If an entry holds a picture, leave the picture out and copy the rest of the listing exactly.

(Supplied records begins)

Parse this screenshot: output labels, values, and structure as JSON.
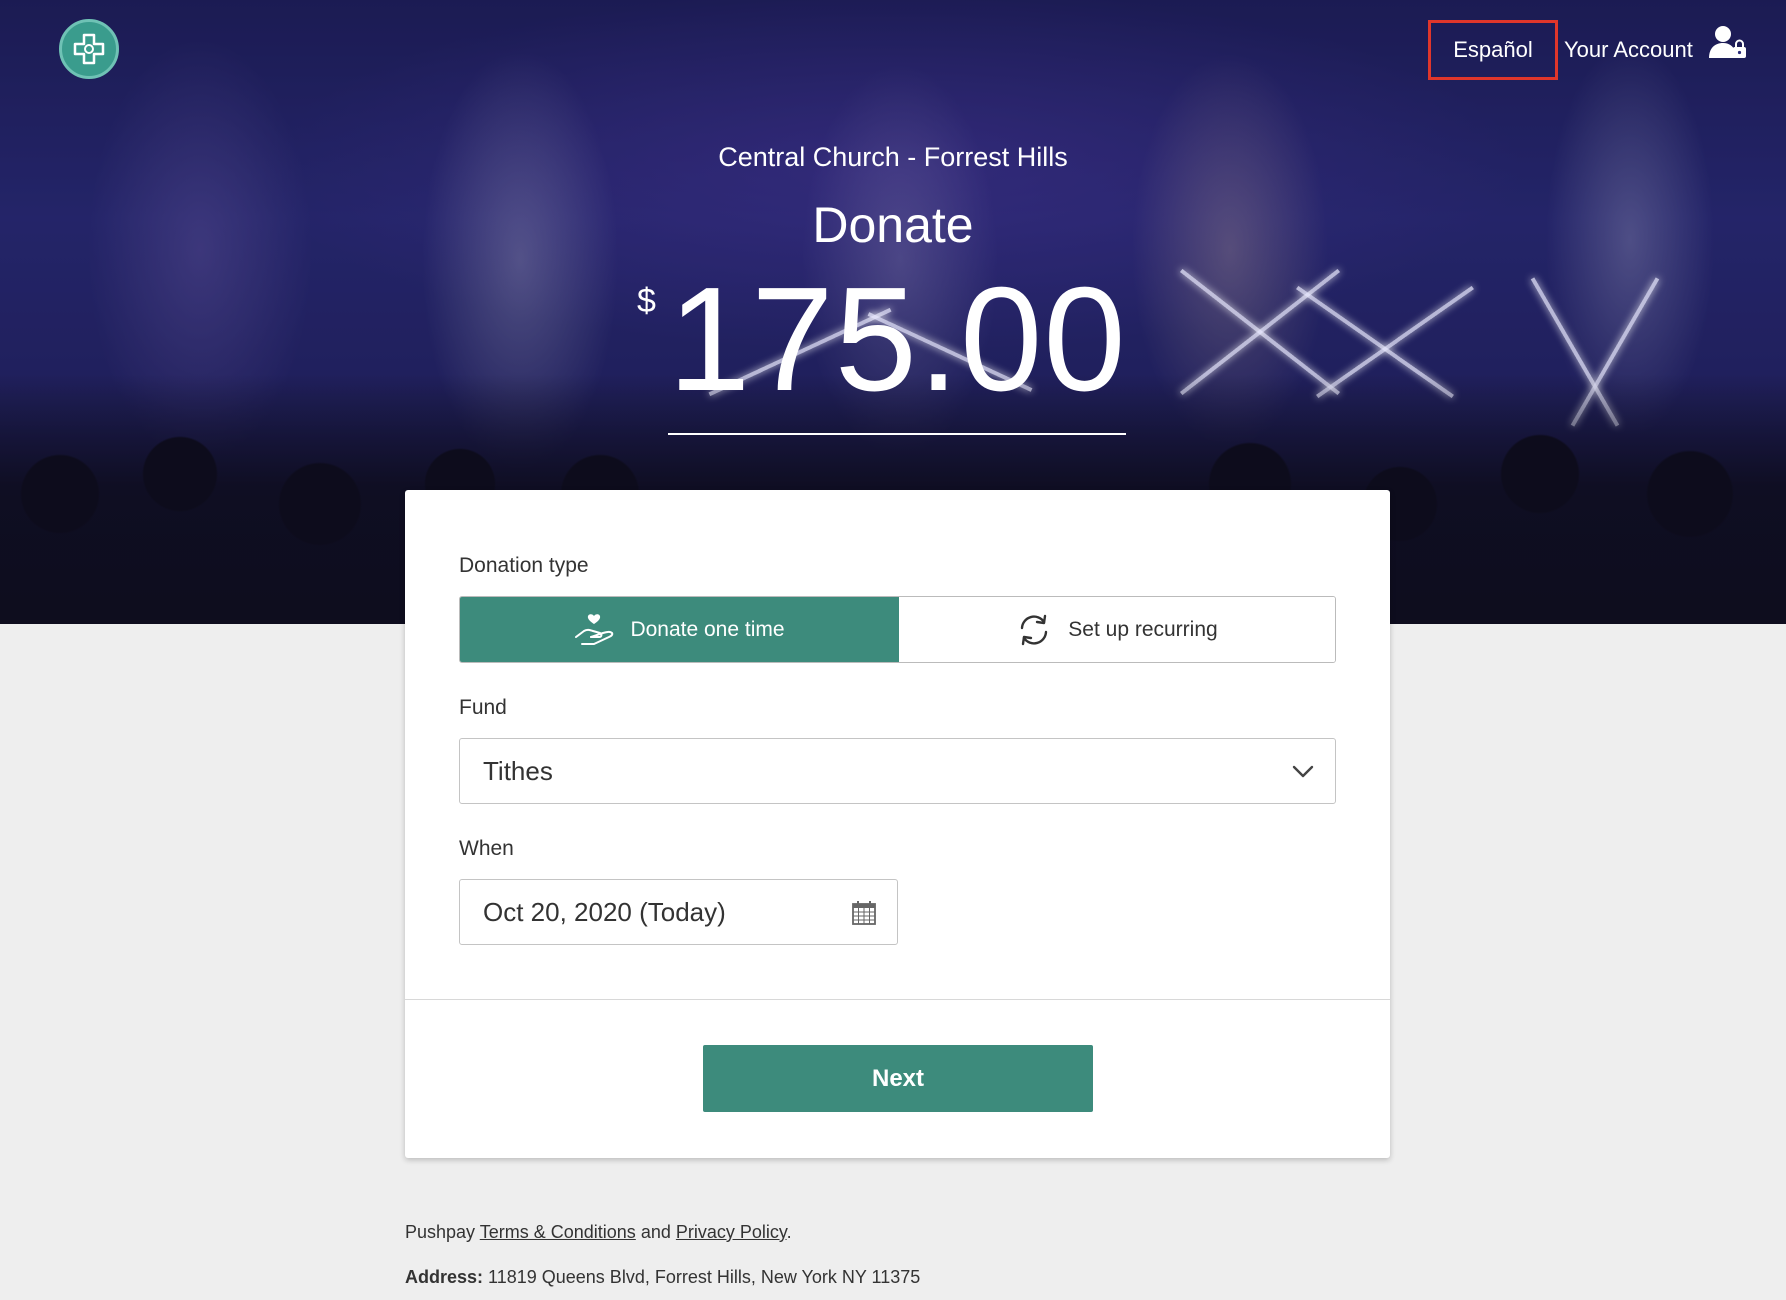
{
  "header": {
    "language_toggle": "Español",
    "account_link": "Your Account"
  },
  "hero": {
    "org_name": "Central Church - Forrest Hills",
    "title": "Donate",
    "currency_symbol": "$",
    "amount": "175.00"
  },
  "form": {
    "donation_type_label": "Donation type",
    "donation_types": [
      {
        "label": "Donate one time",
        "icon": "hand-heart-icon",
        "selected": true
      },
      {
        "label": "Set up recurring",
        "icon": "recurring-icon",
        "selected": false
      }
    ],
    "fund_label": "Fund",
    "fund_value": "Tithes",
    "when_label": "When",
    "when_value": "Oct 20, 2020 (Today)",
    "next_button": "Next"
  },
  "footer": {
    "brand": "Pushpay",
    "terms_link": "Terms & Conditions",
    "and_text": "and",
    "privacy_link": "Privacy Policy",
    "period": ".",
    "address_label": "Address:",
    "address_value": "11819 Queens Blvd, Forrest Hills, New York NY 11375"
  },
  "colors": {
    "accent": "#3d8b7c",
    "highlight_border": "#e0362b",
    "page_background": "#eeeeee"
  }
}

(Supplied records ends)

=== Answer below ===
Parse this screenshot: output labels, values, and structure as JSON.
{
  "header": {
    "language_toggle": "Español",
    "account_link": "Your Account"
  },
  "hero": {
    "org_name": "Central Church - Forrest Hills",
    "title": "Donate",
    "currency_symbol": "$",
    "amount": "175.00"
  },
  "form": {
    "donation_type_label": "Donation type",
    "donation_types": [
      {
        "label": "Donate one time",
        "icon": "hand-heart-icon",
        "selected": true
      },
      {
        "label": "Set up recurring",
        "icon": "recurring-icon",
        "selected": false
      }
    ],
    "fund_label": "Fund",
    "fund_value": "Tithes",
    "when_label": "When",
    "when_value": "Oct 20, 2020 (Today)",
    "next_button": "Next"
  },
  "footer": {
    "brand": "Pushpay",
    "terms_link": "Terms & Conditions",
    "and_text": "and",
    "privacy_link": "Privacy Policy",
    "period": ".",
    "address_label": "Address:",
    "address_value": "11819 Queens Blvd, Forrest Hills, New York NY 11375"
  },
  "colors": {
    "accent": "#3d8b7c",
    "highlight_border": "#e0362b",
    "page_background": "#eeeeee"
  }
}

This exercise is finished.